DO start with a simple project like my rocking chair. (DON'T start with a sofa.)
DO buy the heavier upholstery fabric. Mine was $9.99/yard at JoAnn Fabrics, and I used a couple of coupons to cut the price almost in half. (Thanks for the coupons, Polly!)
DO take someone to help you choose the fabric. There were so many pretty options! Thanks to my sweet hubby Mark for helping me make this great selection.
DO have courage! I really wasn't sure I could successfully cover the pink chair. But it has such classic lines that I wanted to try. I kept telling myself that if it didn't work, I had only wasted $35, not hundreds of dollars.
DO use the original upholstery as a guide.
And DO have fun!

Monday, January 2, 2012

Second Christmas in Royal City

We enjoyed a second Christmas and fun family time with Polly and her crew today. We drove here last night after church. This morning we heard a whispered conversation down the hall...

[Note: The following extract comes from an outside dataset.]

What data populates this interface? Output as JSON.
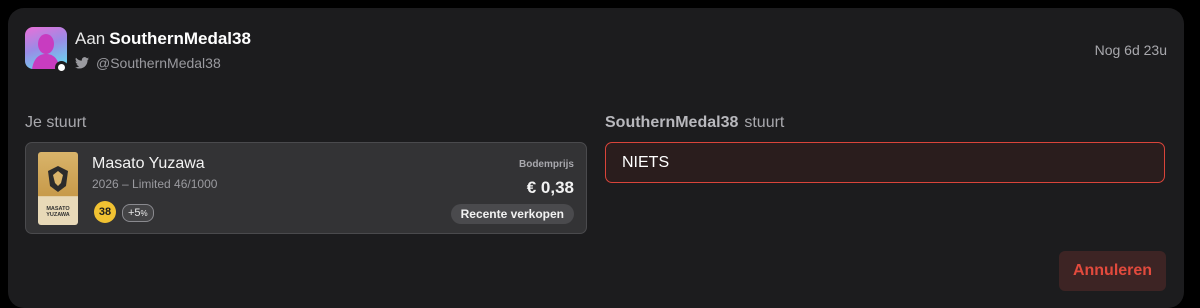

Katie: Be quiet, you'll wake up Grandma and Grandpa.
Seth: I want to open the presents.
Becca: I want the dinosaur. (Apparently Seth had the dinosaurs...)
Seth: No.
Becca: Screech!
Katie: Shhhh. Seth, if you'll share the dinosaurs now, I'll let you sit on my quilt pretty soon.
Seth: No.
Becca: Screech!
Katie: Seth, you should choose the right. Don't you want to choose the right?
Seth: No.
Becca: Screech!
Etc, etc, etc.

It was fun to watch the kids open the gifts we made for them.

 Katie with her monkey neck buddy.
 Seth with a large flannel board and felt planets, sun, moon, etc. Mark did a great job helping me make the flannel board.
 Polly modeling her ear warmer. Katie immediately appropriated Polly's gloves.
 Becca adding stickers to her Shape & Color book featuring family pictures.
 Holly & David sent ping-pong ball shooters to the whole family. The sling shots were an immediate "hit." (Pun intended...)
 Later in the morning we took a walk to see the progress on Polly & Eric's new house. Wow!
 In the living room...
 Becca had fun with Grandma's laptop in the afternoon.
Katie and the monkey did a puzzle on the computer.